He became an Honorary Member of RSFS in 1954, our centenary, and he later addressed the conference to mark 150 years of the Society.

His earliest formal contact with Scotland was when he attended Gordonstoun School as a teenager leaving in early 1939 to complete a term at Dartmouth College as a naval cadet prior to joining the Royal Navy in September of that year.

During the Second World War, Prince Philip had a distinguished career serving as first officer on destroyers in the Mediterranean and Pacific and was present at the surrendering of the Japanese forces in Tokyo Bay in September 1945.

After the war he commanded the frigate HMS Magpie and married Princess Elizabeth in November 1947, but his naval career came to an end when his wife succeeded to the throne in 1952.

However, his life and training at sea had taught him to value people for what they were, not what their titles proclaimed, and it was that “practical” approach that epitomised the Duke throughout his life.

The Duke took many of the decisions on land management policy at Balmoral and he vetoed any operation that he felt was not cost effective. This was all done in his no-nonsense style. It is said that at one meeting which was starting to drag on, HRH cut in with, “The answers to the next three items on the agenda are ‘Yes’, ‘Yes’ and ‘No!’

On another occasion the machine operators spotted the then Prime Minister (who will remain nameless) and his wife, who were staying at Balmoral, walking of an evening along the forest road through an active harvesting site. It was never proved but strongly suspected that it would have been the Duke who had told the Castle guests that the health and safety signage was not of any consequence and could be completely ignored.

Yet the other side of him was a dedicated man and patron to nearly 1,000 societies and he had special fondness towards conservation and to the wellbeing young people. The Duke of Edinburgh’s Award which he founded in 1956 has had over 6 million young people participating in the Awards during his lifetime.

He was President of World Wildlife Fund from 1961 – 1982 and as early as the 1960’s he warned with typical bluntness “If nature doesn’t survive, neither will man”.

He was a true hands on countryman and possibly was never happier than with his family at Balmoral enjoying the forests, rivers and moors.

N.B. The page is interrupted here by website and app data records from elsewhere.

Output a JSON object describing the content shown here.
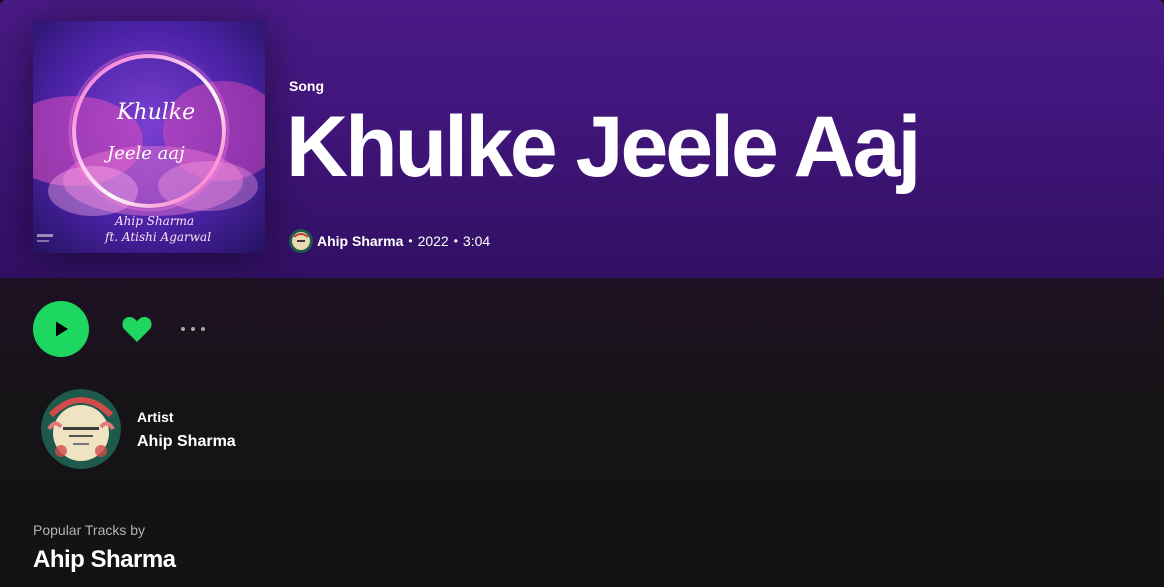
{
  "track": {
    "type_label": "Song",
    "title": "Khulke Jeele Aaj",
    "artist": "Ahip Sharma",
    "year": "2022",
    "duration": "3:04",
    "separator": "•"
  },
  "cover": {
    "title_line1": "Khulke",
    "title_line2": "Jeele aaj",
    "credit_line1": "Ahip Sharma",
    "credit_line2": "ft. Atishi Agarwal"
  },
  "actions": {
    "play": "play-icon",
    "like": "heart-icon",
    "more": "more-icon"
  },
  "artist_section": {
    "label": "Artist",
    "name": "Ahip Sharma"
  },
  "popular": {
    "label": "Popular Tracks by",
    "artist": "Ahip Sharma"
  },
  "colors": {
    "accent": "#1ed760",
    "header_top": "#4a1a86",
    "background": "#131213"
  }
}
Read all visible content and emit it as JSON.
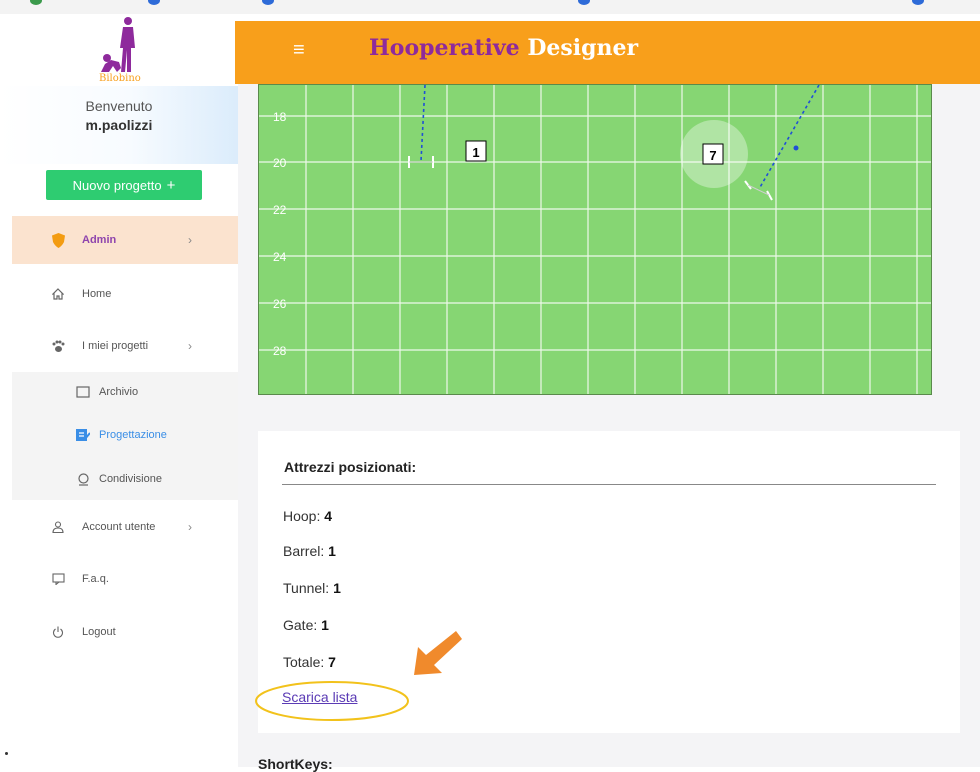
{
  "header": {
    "brand_part1": "Hooperative",
    "brand_part2": "Designer",
    "menu_icon": "hamburger-icon",
    "colors": {
      "bar": "#f89f1b",
      "brand_purple": "#8e2a9c"
    }
  },
  "sidebar": {
    "logo_text": "Bilobino",
    "welcome": "Benvenuto",
    "username": "m.paolizzi",
    "new_project": "Nuovo progetto",
    "new_project_icon": "plus-icon",
    "items": [
      {
        "label": "Admin",
        "icon": "shield-icon",
        "chevron": "›"
      },
      {
        "label": "Home",
        "icon": "home-icon"
      },
      {
        "label": "I miei progetti",
        "icon": "paw-icon",
        "chevron": "›"
      },
      {
        "label": "Account utente",
        "icon": "user-icon",
        "chevron": "›"
      },
      {
        "label": "F.a.q.",
        "icon": "faq-icon"
      },
      {
        "label": "Logout",
        "icon": "power-icon"
      }
    ],
    "subitems": [
      {
        "label": "Archivio",
        "icon": "archive-icon"
      },
      {
        "label": "Progettazione",
        "icon": "design-icon",
        "active": true
      },
      {
        "label": "Condivisione",
        "icon": "share-icon"
      }
    ]
  },
  "field": {
    "y_labels": [
      "18",
      "20",
      "22",
      "24",
      "26",
      "28"
    ],
    "markers": [
      "1",
      "7"
    ],
    "color": "#86d673"
  },
  "summary": {
    "title": "Attrezzi posizionati:",
    "stats": [
      {
        "label": "Hoop:",
        "value": "4"
      },
      {
        "label": "Barrel:",
        "value": "1"
      },
      {
        "label": "Tunnel:",
        "value": "1"
      },
      {
        "label": "Gate:",
        "value": "1"
      },
      {
        "label": "Totale:",
        "value": "7"
      }
    ],
    "download": "Scarica lista"
  },
  "footer": {
    "shortkeys": "ShortKeys:"
  }
}
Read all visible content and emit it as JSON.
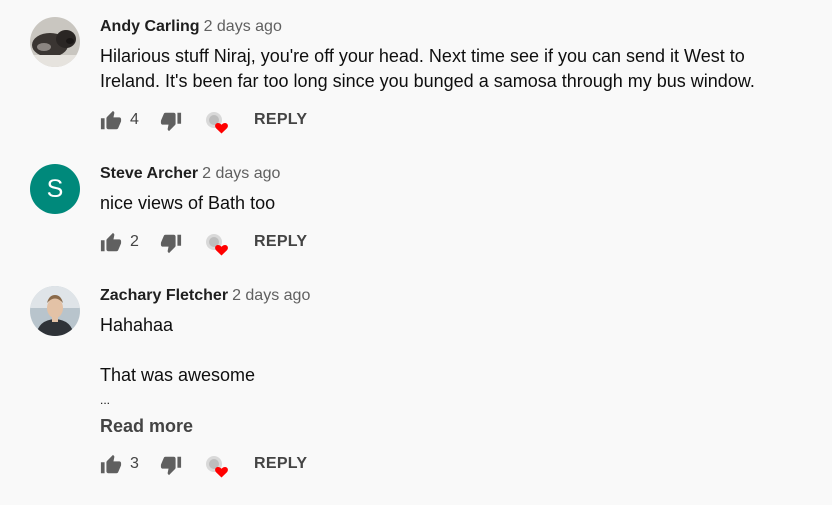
{
  "comments": [
    {
      "author": "Andy Carling",
      "time": "2 days ago",
      "lines": [
        "Hilarious stuff Niraj, you're off your head. Next time see if you can send it West to",
        "Ireland. It's been far too long since you bunged a samosa through my bus window."
      ],
      "likes": "4",
      "reply_label": "REPLY",
      "avatar_icon": "dog-photo-avatar"
    },
    {
      "author": "Steve Archer",
      "time": "2 days ago",
      "lines": [
        "nice views of Bath too"
      ],
      "likes": "2",
      "reply_label": "REPLY",
      "avatar_letter": "S",
      "avatar_color": "#00897b"
    },
    {
      "author": "Zachary Fletcher",
      "time": "2 days ago",
      "lines": [
        "Hahahaa",
        "",
        "That was awesome",
        "..."
      ],
      "read_more": "Read more",
      "likes": "3",
      "reply_label": "REPLY",
      "avatar_icon": "person-photo-avatar"
    }
  ],
  "icons": {
    "like": "thumb-up-icon",
    "dislike": "thumb-down-icon",
    "creator_heart": "creator-heart-icon",
    "heart_color": "#ff0000"
  }
}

We had the privilege of him speaking at our 150th anniversary where he gave an address and also planted a tree in front of an audience of foresters, when he was handed the spade he looked at us all and said "What's the matter with you lot? Have you never seen anyone planting a tree before?”

Despite all of the demands on his time his genuine interest in the work of RSFS shone through when he spoke to members whether at our stand at the Royal Highland Show or at Society events and he gave great support to the Society behind the scenes.   He will be sadly missed.


© 2021 Royal Scottish Forestry Society